|Van Esbroeck, G|
Submitted to: Bioresource Technology
Publication Type: Peer Reviewed Journal
Publication Acceptance Date: 12/20/2003
Publication Date: 12/20/2003
Citation: Van Esbroeck, G.A., Hussey, M.A., Sanderson, M.A. 2003. Reversal of dormancy in switchgrass with low-light photoperiod extension. Bioresource Technology. 91:141-144. Interpretive Summary: Switchgrass is used for warm-season forage production and soil conservation and has potential as a biomass source for fuel ethanol and biomass-generated electricity. Little is known about the physiological basis for apparent late-season dormancy in northern switchgrass varieties. We examined the effects of low-light photoperiod extension on the dry matter accumulation of four switchgrass varieties originating from different latitudes. The studies showed that dormancy for some switchgrass varieties could be overcome by an extended photoperiod. The greatest response to photoperiod was observed with the variety Caddo, which is of mid-latitude origin and Cave-in Rock, which is of northern origin. The variety Kanlow showed limited response whereas the variety Alamo, from south Texas, did not show a response. These findings, showing vegetative growth of some cultivars to be inhibited by short days, may explain the lack of growth observed during late-summer and fall for northern switchgrass cultivars when grown for biomass feedstock production in the southern U.S.
Technical Abstract: Some switchgrass (Panicum virgatum L) cultivars originating in the northern USA show limited late-summer and fall growth when grown in more southerly locations despite adequate temperature and moisture. Our objective was to determine the effects of low-light photoperiod extension (7 umol photosynthethic photon flux density) on the vegetative growth of switchgrass cultivars originating from contrasting latitudes. Seedlings of the four cultivars (Cave-in-Rock, Caddo, Kanlow, and Alamo) were grown for 100 d in a greenhouse in winter under ambient (11.2-12.2 h) and extended (18 h) photoperiods. Photoperiod extension was with 7 umol photosynthethic photon flux density.
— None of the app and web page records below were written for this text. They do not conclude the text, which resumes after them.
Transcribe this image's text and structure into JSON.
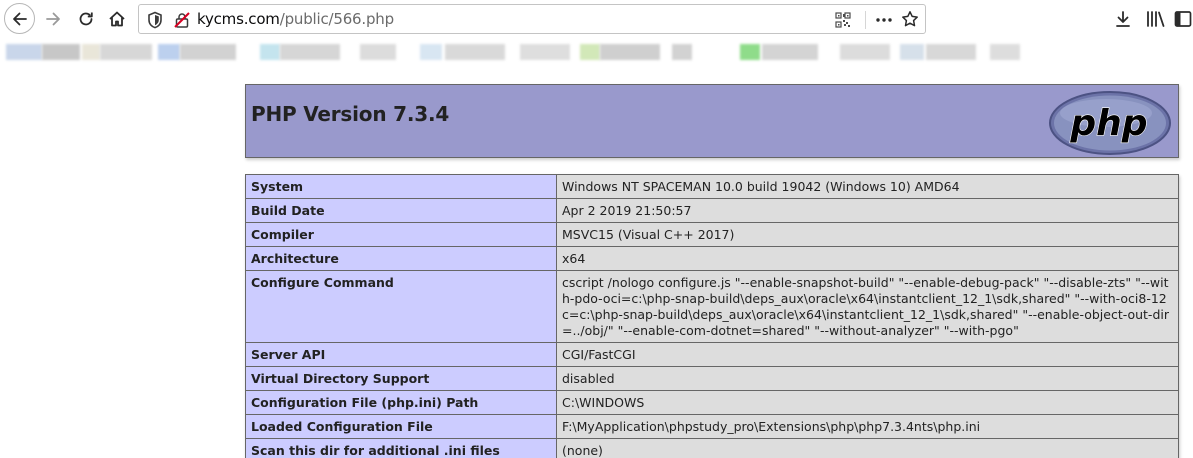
{
  "browser": {
    "url_host": "kycms.com",
    "url_path": "/public/566.php",
    "icons": [
      "back-icon",
      "forward-icon",
      "reload-icon",
      "home-icon",
      "shield-icon",
      "insecure-lock-icon",
      "qr-code-icon",
      "more-icon",
      "star-icon",
      "download-icon",
      "library-icon",
      "sidebar-icon"
    ]
  },
  "phpinfo": {
    "title": "PHP Version 7.3.4",
    "logo_text": "php",
    "colors": {
      "header_bg": "#9999cc",
      "key_bg": "#ccccff",
      "value_bg": "#dddddd",
      "border": "#666666"
    },
    "rows": [
      {
        "key": "System",
        "value": "Windows NT SPACEMAN 10.0 build 19042 (Windows 10) AMD64"
      },
      {
        "key": "Build Date",
        "value": "Apr 2 2019 21:50:57"
      },
      {
        "key": "Compiler",
        "value": "MSVC15 (Visual C++ 2017)"
      },
      {
        "key": "Architecture",
        "value": "x64"
      },
      {
        "key": "Configure Command",
        "value": "cscript /nologo configure.js \"--enable-snapshot-build\" \"--enable-debug-pack\" \"--disable-zts\" \"--with-pdo-oci=c:\\php-snap-build\\deps_aux\\oracle\\x64\\instantclient_12_1\\sdk,shared\" \"--with-oci8-12c=c:\\php-snap-build\\deps_aux\\oracle\\x64\\instantclient_12_1\\sdk,shared\" \"--enable-object-out-dir=../obj/\" \"--enable-com-dotnet=shared\" \"--without-analyzer\" \"--with-pgo\""
      },
      {
        "key": "Server API",
        "value": "CGI/FastCGI"
      },
      {
        "key": "Virtual Directory Support",
        "value": "disabled"
      },
      {
        "key": "Configuration File (php.ini) Path",
        "value": "C:\\WINDOWS"
      },
      {
        "key": "Loaded Configuration File",
        "value": "F:\\MyApplication\\phpstudy_pro\\Extensions\\php\\php7.3.4nts\\php.ini"
      },
      {
        "key": "Scan this dir for additional .ini files",
        "value": "(none)"
      }
    ]
  }
}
Cultivars responded differently to photoperiod extension (P<0.05). Large increases in dry matter yields (DMY) at extended photoperiods were observed in Cave-in-Rock (+98%) and Caddo (+129%). The DMY of Kanlow was increased by 31% whereas DMY of the southernmost cultivar Alamo was unaffected by photoperiod extension. Yield enhancements in Cave-in-Rock and Caddo were associated with increases in the number and weight of tillers. A reversal of dormancy for some cultivars with a photoperiodic signal verified that dormancy was not simply a result of a low radiant input.